Problem to work on | Output the listing below, keeping each line exactly as it stands.

Provided records |
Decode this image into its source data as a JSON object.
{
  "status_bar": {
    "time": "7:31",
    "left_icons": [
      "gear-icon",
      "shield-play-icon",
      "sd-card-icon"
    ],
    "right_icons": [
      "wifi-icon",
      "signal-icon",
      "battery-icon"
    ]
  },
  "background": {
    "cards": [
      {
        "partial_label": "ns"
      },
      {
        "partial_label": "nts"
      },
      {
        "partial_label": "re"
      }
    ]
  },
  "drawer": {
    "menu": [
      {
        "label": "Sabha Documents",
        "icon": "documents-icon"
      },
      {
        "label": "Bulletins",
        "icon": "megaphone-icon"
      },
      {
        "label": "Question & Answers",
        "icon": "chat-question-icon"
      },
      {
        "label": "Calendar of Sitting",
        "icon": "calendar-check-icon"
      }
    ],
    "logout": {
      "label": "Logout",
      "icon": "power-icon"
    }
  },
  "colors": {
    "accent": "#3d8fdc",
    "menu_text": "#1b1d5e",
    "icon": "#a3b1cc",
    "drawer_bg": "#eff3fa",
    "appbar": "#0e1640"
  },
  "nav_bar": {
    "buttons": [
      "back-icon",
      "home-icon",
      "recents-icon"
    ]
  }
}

Exercise result |
Decode this image into its source data as a JSON object.
{
  "status_bar": {
    "time": "7:31",
    "left_icons": [
      "gear-icon",
      "shield-play-icon",
      "sd-card-icon"
    ],
    "right_icons": [
      "wifi-icon",
      "signal-icon",
      "battery-icon"
    ]
  },
  "background": {
    "cards": [
      {
        "partial_label": "ns"
      },
      {
        "partial_label": "nts"
      },
      {
        "partial_label": "re"
      }
    ]
  },
  "drawer": {
    "menu": [
      {
        "label": "Sabha Documents",
        "icon": "documents-icon"
      },
      {
        "label": "Bulletins",
        "icon": "megaphone-icon"
      },
      {
        "label": "Question & Answers",
        "icon": "chat-question-icon"
      },
      {
        "label": "Calendar of Sitting",
        "icon": "calendar-check-icon"
      }
    ],
    "logout": {
      "label": "Logout",
      "icon": "power-icon"
    }
  },
  "colors": {
    "accent": "#3d8fdc",
    "menu_text": "#1b1d5e",
    "icon": "#a3b1cc",
    "drawer_bg": "#eff3fa",
    "appbar": "#0e1640"
  },
  "nav_bar": {
    "buttons": [
      "back-icon",
      "home-icon",
      "recents-icon"
    ]
  }
}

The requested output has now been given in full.